She started on the sides, using the clippers. I usually only let scissors touch my hair, but it wasn’t a big deal. Many barbers use clippers for the sides before grabbing scissors for the rest. But not my lady. She was in clipper heaven. There were scissors on the counter. Several pair. I saw them. But she showed no interest in them. It was like sitting at your accountant’s desk and watching him doing your taxes on his fingers.
By the time I realized what was happening, it was too late – the top of my head looked like a closely pruned shrub, and I had no choice but to stay in my seat for the whole ride. I think she got a little carried away, and when she went for my bangs a third time, I smiled and said that it was already perfect. I got up, paid her, thanked her, and took my spiky locks home.
My hair’s shorter than it has been in years. But to tell the truth, it really doesn’t look bad at all. Plus, it’s a hell of a lot cooler in this brutal heat than it had been. So really, I just wrote this because it was a fun story. We’ve all won a little something today.
Noodles & Tones
My first night in Kaohsiung, I found corner noodle shop about two blocks from the hostel.
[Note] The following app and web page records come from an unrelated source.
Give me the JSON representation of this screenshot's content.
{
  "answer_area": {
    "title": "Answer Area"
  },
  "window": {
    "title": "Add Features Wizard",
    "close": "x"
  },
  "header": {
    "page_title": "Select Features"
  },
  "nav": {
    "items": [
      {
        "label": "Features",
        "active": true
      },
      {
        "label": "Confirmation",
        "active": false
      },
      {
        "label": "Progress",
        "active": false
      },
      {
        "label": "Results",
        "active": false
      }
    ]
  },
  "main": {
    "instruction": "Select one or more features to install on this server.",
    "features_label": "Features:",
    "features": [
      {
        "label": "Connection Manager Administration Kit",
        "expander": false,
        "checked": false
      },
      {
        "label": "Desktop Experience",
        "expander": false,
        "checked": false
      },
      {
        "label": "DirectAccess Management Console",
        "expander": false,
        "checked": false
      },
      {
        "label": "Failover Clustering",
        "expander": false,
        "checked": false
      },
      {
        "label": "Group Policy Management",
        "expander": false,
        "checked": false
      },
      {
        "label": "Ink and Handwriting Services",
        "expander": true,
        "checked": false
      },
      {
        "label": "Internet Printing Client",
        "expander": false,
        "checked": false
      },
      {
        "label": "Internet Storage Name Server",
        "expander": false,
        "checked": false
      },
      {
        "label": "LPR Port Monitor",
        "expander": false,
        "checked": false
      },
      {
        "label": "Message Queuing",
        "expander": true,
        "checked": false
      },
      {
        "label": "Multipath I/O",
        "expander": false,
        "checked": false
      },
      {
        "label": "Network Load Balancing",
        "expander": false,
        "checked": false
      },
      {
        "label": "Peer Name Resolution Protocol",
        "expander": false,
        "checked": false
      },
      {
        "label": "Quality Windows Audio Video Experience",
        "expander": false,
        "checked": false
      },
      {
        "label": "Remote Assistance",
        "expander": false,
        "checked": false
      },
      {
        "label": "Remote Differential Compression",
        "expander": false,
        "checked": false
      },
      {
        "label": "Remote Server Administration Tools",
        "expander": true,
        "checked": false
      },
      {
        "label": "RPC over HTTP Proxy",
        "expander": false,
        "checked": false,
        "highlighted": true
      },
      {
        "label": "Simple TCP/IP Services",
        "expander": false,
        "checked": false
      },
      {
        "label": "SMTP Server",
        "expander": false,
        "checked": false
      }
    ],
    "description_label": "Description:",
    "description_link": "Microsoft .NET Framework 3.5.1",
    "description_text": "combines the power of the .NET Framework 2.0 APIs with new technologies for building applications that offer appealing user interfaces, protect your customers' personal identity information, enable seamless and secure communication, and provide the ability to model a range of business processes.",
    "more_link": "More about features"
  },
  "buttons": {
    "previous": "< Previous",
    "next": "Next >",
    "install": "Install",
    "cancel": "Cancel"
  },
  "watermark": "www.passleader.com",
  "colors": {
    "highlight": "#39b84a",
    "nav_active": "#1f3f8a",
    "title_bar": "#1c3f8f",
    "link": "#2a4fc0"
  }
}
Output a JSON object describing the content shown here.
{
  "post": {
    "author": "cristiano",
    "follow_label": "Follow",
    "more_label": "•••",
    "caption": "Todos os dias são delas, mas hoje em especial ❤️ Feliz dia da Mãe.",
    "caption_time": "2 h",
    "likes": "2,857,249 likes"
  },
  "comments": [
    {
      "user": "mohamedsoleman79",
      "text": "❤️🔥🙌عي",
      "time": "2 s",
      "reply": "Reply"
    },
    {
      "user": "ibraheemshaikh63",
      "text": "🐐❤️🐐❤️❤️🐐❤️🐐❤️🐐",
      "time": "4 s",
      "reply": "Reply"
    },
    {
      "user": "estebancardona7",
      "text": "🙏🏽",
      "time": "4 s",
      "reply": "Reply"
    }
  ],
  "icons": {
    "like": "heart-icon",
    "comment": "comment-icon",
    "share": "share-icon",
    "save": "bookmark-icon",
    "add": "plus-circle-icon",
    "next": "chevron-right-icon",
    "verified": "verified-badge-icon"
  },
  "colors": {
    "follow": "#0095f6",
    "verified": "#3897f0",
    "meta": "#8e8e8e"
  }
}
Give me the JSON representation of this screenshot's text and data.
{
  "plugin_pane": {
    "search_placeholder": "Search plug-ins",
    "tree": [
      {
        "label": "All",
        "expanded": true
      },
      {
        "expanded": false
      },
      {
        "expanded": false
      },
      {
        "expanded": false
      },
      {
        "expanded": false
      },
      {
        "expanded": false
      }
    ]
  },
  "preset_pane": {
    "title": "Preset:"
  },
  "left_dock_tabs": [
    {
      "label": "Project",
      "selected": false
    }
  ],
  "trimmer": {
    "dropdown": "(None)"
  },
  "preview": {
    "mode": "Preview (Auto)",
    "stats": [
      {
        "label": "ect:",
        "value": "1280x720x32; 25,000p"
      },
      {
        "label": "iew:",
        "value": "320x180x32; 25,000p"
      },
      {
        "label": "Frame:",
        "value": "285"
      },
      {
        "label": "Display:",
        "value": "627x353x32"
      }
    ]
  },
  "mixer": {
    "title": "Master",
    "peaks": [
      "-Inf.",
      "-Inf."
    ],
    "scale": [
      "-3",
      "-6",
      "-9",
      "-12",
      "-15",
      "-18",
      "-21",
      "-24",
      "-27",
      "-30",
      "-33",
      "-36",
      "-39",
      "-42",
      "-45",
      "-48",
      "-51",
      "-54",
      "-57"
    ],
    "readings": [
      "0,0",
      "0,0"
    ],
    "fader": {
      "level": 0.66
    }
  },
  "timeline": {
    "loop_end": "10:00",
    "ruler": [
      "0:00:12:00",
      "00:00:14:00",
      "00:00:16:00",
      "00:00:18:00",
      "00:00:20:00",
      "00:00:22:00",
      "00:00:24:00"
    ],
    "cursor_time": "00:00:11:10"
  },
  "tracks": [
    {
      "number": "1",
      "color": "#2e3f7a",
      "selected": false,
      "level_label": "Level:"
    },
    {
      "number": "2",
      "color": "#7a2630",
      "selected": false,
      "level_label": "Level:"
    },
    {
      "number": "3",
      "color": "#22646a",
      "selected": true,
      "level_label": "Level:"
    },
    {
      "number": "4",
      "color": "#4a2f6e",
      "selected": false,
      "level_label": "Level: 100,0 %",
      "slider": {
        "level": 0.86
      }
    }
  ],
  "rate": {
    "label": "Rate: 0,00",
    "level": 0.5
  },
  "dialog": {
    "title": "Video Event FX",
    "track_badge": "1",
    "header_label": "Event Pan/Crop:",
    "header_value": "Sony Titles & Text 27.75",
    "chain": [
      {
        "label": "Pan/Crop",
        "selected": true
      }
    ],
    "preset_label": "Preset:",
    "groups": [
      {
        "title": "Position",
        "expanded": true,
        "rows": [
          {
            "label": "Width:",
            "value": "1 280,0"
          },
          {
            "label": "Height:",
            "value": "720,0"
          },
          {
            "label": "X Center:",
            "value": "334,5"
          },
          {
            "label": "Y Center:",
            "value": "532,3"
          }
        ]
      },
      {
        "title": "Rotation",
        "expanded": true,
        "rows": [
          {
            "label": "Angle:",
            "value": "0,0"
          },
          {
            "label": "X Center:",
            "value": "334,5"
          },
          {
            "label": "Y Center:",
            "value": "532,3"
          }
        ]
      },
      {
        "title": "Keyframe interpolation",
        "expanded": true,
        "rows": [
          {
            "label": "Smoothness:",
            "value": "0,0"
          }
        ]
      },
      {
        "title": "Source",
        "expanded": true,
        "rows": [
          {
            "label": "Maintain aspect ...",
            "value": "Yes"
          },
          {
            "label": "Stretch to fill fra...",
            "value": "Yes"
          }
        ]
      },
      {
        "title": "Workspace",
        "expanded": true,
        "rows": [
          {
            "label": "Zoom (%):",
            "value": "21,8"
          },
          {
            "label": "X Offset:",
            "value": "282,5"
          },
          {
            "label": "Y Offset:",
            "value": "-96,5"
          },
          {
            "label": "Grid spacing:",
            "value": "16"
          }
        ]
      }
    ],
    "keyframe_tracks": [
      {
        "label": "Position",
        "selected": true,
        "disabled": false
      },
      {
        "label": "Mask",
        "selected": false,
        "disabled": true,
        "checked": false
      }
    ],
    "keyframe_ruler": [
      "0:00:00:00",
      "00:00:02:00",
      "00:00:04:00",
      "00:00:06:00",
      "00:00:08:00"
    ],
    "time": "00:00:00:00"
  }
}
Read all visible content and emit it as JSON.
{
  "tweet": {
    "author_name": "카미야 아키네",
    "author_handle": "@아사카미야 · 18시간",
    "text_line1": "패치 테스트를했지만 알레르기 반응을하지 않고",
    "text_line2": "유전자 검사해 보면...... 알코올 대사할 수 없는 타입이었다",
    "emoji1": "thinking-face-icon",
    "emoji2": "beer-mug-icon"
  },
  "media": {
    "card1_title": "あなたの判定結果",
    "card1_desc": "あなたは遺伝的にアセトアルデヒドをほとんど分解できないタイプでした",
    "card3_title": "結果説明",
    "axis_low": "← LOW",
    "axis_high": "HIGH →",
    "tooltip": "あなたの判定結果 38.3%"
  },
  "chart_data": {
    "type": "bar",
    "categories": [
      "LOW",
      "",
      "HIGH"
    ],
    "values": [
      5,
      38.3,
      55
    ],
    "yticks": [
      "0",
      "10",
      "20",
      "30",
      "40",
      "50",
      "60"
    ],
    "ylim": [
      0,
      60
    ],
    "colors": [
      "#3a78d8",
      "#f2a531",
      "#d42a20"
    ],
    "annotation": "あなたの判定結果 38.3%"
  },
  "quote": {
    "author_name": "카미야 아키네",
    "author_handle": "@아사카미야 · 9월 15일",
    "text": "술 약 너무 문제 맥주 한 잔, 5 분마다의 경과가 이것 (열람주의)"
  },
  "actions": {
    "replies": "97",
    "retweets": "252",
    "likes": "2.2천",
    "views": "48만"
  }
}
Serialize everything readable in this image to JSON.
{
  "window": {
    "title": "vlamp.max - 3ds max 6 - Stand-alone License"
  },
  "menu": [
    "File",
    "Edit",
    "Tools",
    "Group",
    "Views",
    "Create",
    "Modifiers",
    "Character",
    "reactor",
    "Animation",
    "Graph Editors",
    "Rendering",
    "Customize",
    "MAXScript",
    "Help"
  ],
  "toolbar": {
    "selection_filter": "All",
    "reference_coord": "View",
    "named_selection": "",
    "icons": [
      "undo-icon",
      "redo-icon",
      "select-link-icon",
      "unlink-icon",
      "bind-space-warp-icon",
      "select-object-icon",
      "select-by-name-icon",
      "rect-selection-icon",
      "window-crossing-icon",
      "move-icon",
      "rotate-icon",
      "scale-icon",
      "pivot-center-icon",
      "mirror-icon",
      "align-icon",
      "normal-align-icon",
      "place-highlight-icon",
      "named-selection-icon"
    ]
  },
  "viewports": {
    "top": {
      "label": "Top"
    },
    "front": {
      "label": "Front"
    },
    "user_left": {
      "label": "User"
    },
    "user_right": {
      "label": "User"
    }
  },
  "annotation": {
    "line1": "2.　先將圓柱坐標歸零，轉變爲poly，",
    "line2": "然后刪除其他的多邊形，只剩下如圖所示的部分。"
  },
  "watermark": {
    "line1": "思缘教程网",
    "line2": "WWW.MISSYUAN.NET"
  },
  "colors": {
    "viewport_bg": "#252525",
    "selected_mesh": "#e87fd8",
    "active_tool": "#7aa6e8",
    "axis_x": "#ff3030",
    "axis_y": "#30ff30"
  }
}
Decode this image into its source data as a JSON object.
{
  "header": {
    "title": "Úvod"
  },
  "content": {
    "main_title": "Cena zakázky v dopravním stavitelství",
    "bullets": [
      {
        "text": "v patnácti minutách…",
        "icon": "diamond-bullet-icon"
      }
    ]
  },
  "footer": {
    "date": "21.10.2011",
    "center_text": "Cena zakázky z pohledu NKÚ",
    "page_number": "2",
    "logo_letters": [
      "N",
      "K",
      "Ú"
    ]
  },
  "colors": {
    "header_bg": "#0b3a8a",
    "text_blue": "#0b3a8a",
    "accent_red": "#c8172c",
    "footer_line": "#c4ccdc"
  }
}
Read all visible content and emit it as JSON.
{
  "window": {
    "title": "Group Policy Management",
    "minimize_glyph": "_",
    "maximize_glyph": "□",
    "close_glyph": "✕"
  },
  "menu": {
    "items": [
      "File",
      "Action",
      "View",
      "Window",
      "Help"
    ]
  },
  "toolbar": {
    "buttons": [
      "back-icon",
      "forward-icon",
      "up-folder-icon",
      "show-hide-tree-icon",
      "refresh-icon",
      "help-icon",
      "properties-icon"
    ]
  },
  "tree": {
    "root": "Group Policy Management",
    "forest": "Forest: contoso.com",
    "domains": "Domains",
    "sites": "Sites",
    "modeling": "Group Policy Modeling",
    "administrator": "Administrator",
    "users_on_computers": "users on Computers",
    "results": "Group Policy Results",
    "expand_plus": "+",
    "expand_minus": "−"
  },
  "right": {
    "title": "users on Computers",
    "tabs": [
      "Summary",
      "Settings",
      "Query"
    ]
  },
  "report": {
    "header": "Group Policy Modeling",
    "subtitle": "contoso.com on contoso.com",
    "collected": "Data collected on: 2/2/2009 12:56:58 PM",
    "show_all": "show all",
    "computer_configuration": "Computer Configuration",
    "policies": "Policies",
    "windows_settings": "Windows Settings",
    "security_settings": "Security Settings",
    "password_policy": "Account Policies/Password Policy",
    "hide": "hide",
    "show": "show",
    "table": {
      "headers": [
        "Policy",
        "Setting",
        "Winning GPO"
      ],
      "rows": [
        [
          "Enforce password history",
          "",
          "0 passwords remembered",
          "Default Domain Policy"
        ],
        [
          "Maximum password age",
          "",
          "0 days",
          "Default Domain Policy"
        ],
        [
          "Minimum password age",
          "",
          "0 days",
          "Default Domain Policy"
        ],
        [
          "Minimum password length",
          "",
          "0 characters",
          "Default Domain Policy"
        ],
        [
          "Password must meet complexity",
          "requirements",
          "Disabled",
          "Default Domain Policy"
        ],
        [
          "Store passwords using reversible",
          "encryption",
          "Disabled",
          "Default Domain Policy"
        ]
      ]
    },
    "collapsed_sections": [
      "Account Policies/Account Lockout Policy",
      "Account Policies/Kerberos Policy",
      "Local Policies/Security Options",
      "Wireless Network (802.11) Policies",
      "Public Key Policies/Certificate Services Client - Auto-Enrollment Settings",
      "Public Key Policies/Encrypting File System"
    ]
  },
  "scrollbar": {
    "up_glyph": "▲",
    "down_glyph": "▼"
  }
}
I asked for the only dish I knew (Tang mian), and got a wonderful meal. They even added some stuffed wontons on the side. Since then, I’ve been back to my little noodle shop no fewer than five times, and each time I’ve ordered tang mian. Well, I’ve actually gotten three different dishes over the course of my trips. Sometimes I get what I’m pretty sure is tangmian, other times they bring me noodles in some sort of broth, and once I got noodles with something crazy on them.
I have no idea what I’ve been saying, but apparently I need to learn these Chinese tones better. As I’m sure you know, Chinese is an incredibly complex, subtle language, and different tones can mean different things. You can say one word eight different ways, and it can mean eight entirely different things. As soon as I publish this post, I’m headed back to the noodle shop for lunch. I’m half expecting them to bring me a badger and some canola oil.